WHAT TO PRODUCE: Wherever the string "this" appears in a line of the listing below, report that line.

========================

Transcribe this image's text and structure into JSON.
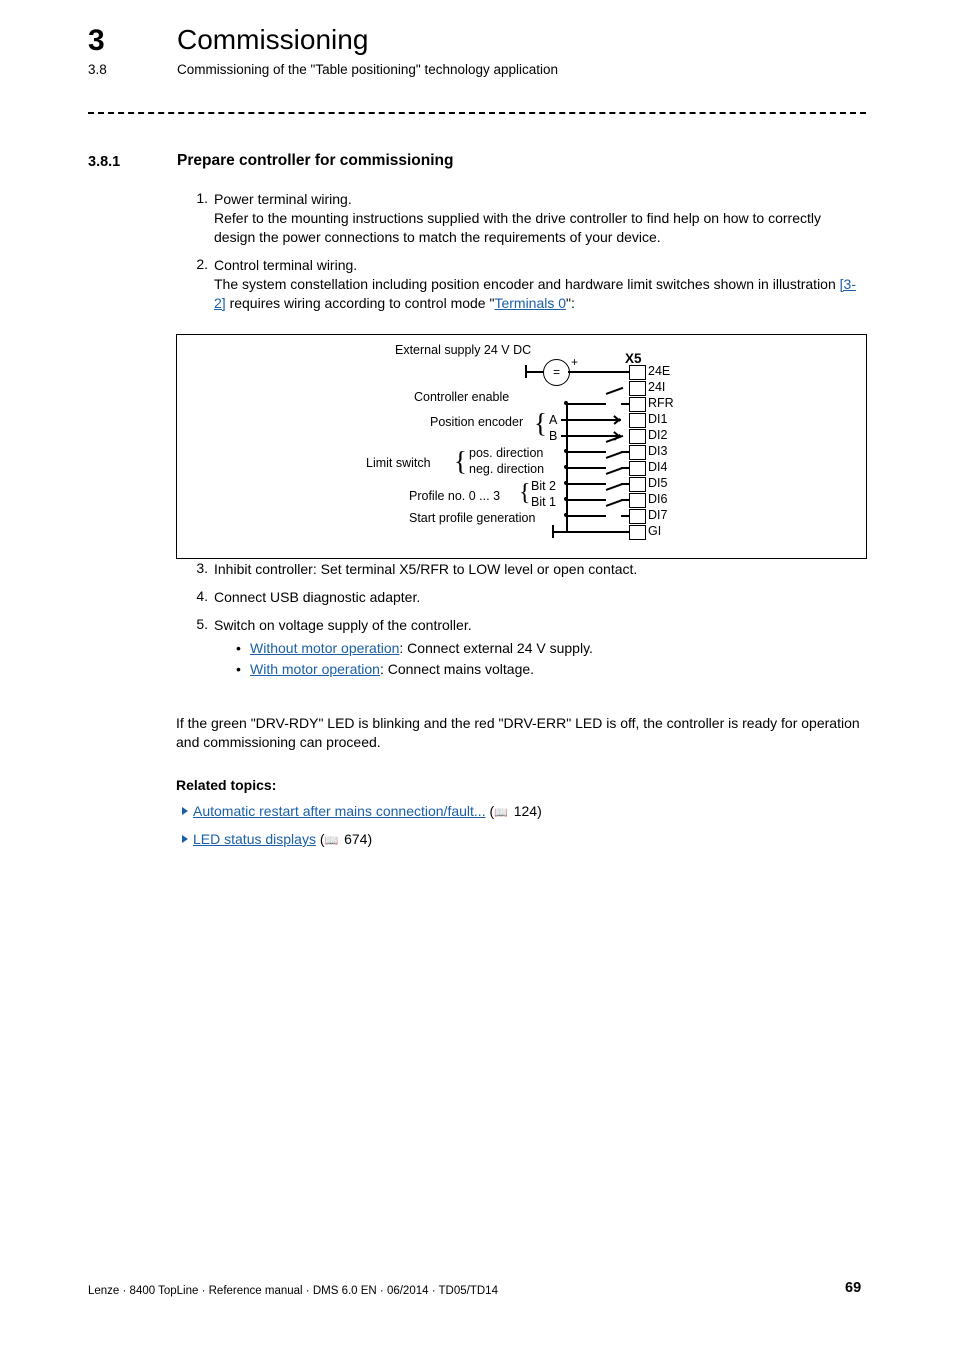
{
  "header": {
    "chapter_number": "3",
    "chapter_title": "Commissioning",
    "section_number": "3.8",
    "section_title": "Commissioning of the \"Table positioning\" technology application"
  },
  "subsection": {
    "number": "3.8.1",
    "title": "Prepare controller for commissioning"
  },
  "steps": [
    {
      "num": "1.",
      "title": "Power terminal wiring.",
      "body": "Refer to the mounting instructions supplied with the drive controller to find help on how to correctly design the power connections to match the requirements of your device."
    },
    {
      "num": "2.",
      "title": "Control terminal wiring.",
      "body_a": "The system constellation including position encoder and hardware limit switches shown in illustration ",
      "link_1": "[3-2]",
      "body_b": " requires wiring according to control mode \"",
      "link_2": "Terminals 0",
      "body_c": "\":"
    },
    {
      "num": "3.",
      "title": "Inhibit controller: Set terminal X5/RFR to LOW level or open contact."
    },
    {
      "num": "4.",
      "title": "Connect USB diagnostic adapter."
    },
    {
      "num": "5.",
      "title": "Switch on voltage supply of the controller."
    }
  ],
  "step5_bullets": [
    {
      "link": "Without motor operation",
      "rest": ": Connect external 24 V supply."
    },
    {
      "link": "With motor operation",
      "rest": ": Connect mains voltage."
    }
  ],
  "closing_paragraph": "If the green \"DRV-RDY\" LED is blinking and the red \"DRV-ERR\" LED is off, the controller is ready for operation and commissioning can proceed.",
  "related": {
    "heading": "Related topics:",
    "items": [
      {
        "label": "Automatic restart after mains connection/fault...",
        "page": "124"
      },
      {
        "label": "LED status displays",
        "page": "674"
      }
    ]
  },
  "figure": {
    "title_supply": "External supply 24 V DC",
    "supply_symbol": "=",
    "supply_plus": "+",
    "connector_name": "X5",
    "labels": [
      "Controller enable",
      "Position encoder",
      "Limit switch",
      "Profile no. 0 ... 3",
      "Start profile generation"
    ],
    "encoder_channels": [
      "A",
      "B"
    ],
    "limit_directions": [
      "pos. direction",
      "neg. direction"
    ],
    "profile_bits": [
      "Bit 2",
      "Bit 1"
    ],
    "terminals": [
      "24E",
      "24I",
      "RFR",
      "DI1",
      "DI2",
      "DI3",
      "DI4",
      "DI5",
      "DI6",
      "DI7",
      "GI"
    ]
  },
  "footer": {
    "left": "Lenze · 8400 TopLine · Reference manual · DMS 6.0 EN · 06/2014 · TD05/TD14",
    "page": "69"
  },
  "colors": {
    "link": "#1a5fa8",
    "text": "#000000",
    "background": "#ffffff"
  }
}
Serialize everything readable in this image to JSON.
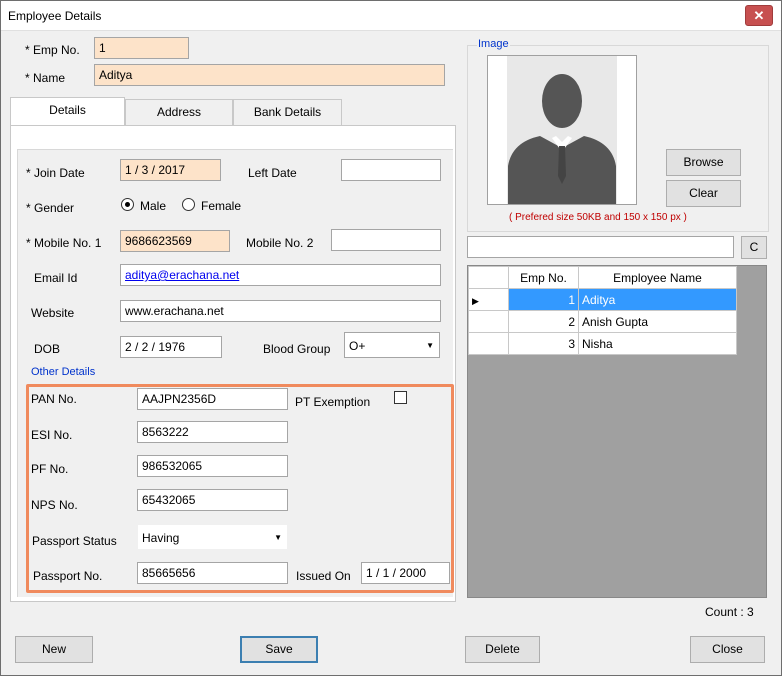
{
  "window": {
    "title": "Employee Details",
    "close_glyph": "✕"
  },
  "header": {
    "emp_no_label": "* Emp No.",
    "emp_no_value": "1",
    "name_label": "* Name",
    "name_value": "Aditya"
  },
  "tabs": [
    {
      "label": "Details",
      "active": true
    },
    {
      "label": "Address",
      "active": false
    },
    {
      "label": "Bank Details",
      "active": false
    }
  ],
  "details": {
    "join_date_label": "* Join Date",
    "join_date_value": "1 / 3 / 2017",
    "left_date_label": "Left Date",
    "left_date_value": "",
    "gender_label": "* Gender",
    "gender_options": [
      {
        "label": "Male",
        "checked": true
      },
      {
        "label": "Female",
        "checked": false
      }
    ],
    "mobile1_label": "* Mobile No. 1",
    "mobile1_value": "9686623569",
    "mobile2_label": "Mobile No. 2",
    "mobile2_value": "",
    "email_label": "Email Id",
    "email_value": "aditya@erachana.net",
    "website_label": "Website",
    "website_value": "www.erachana.net",
    "dob_label": "DOB",
    "dob_value": "2 / 2 / 1976",
    "blood_group_label": "Blood Group",
    "blood_group_value": "O+"
  },
  "other_details": {
    "group_title": "Other Details",
    "pan_label": "PAN No.",
    "pan_value": "AAJPN2356D",
    "pt_exemption_label": "PT Exemption",
    "pt_exemption_checked": false,
    "esi_label": "ESI No.",
    "esi_value": "8563222",
    "pf_label": "PF No.",
    "pf_value": "986532065",
    "nps_label": "NPS No.",
    "nps_value": "65432065",
    "passport_status_label": "Passport Status",
    "passport_status_value": "Having",
    "passport_no_label": "Passport No.",
    "passport_no_value": "85665656",
    "issued_on_label": "Issued On",
    "issued_on_value": "1 / 1 / 2000"
  },
  "image_panel": {
    "group_title": "Image",
    "browse_label": "Browse",
    "clear_label": "Clear",
    "size_hint": "( Prefered size 50KB and 150 x 150 px )"
  },
  "search": {
    "value": "",
    "clear_button_label": "C"
  },
  "grid": {
    "columns": [
      "Emp No.",
      "Employee Name"
    ],
    "rows": [
      {
        "emp_no": "1",
        "name": "Aditya",
        "selected": true
      },
      {
        "emp_no": "2",
        "name": "Anish Gupta",
        "selected": false
      },
      {
        "emp_no": "3",
        "name": "Nisha",
        "selected": false
      }
    ],
    "count_text": "Count : 3"
  },
  "footer": {
    "new_label": "New",
    "save_label": "Save",
    "delete_label": "Delete",
    "close_label": "Close"
  },
  "colors": {
    "required_field": "#fde3c9",
    "selection": "#3399ff",
    "group_title": "#0033cc",
    "highlight": "#f08a5d"
  }
}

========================

RESPONSE:
Transcribe this image's text and structure into JSON.
Serialize everything readable in this image to JSON.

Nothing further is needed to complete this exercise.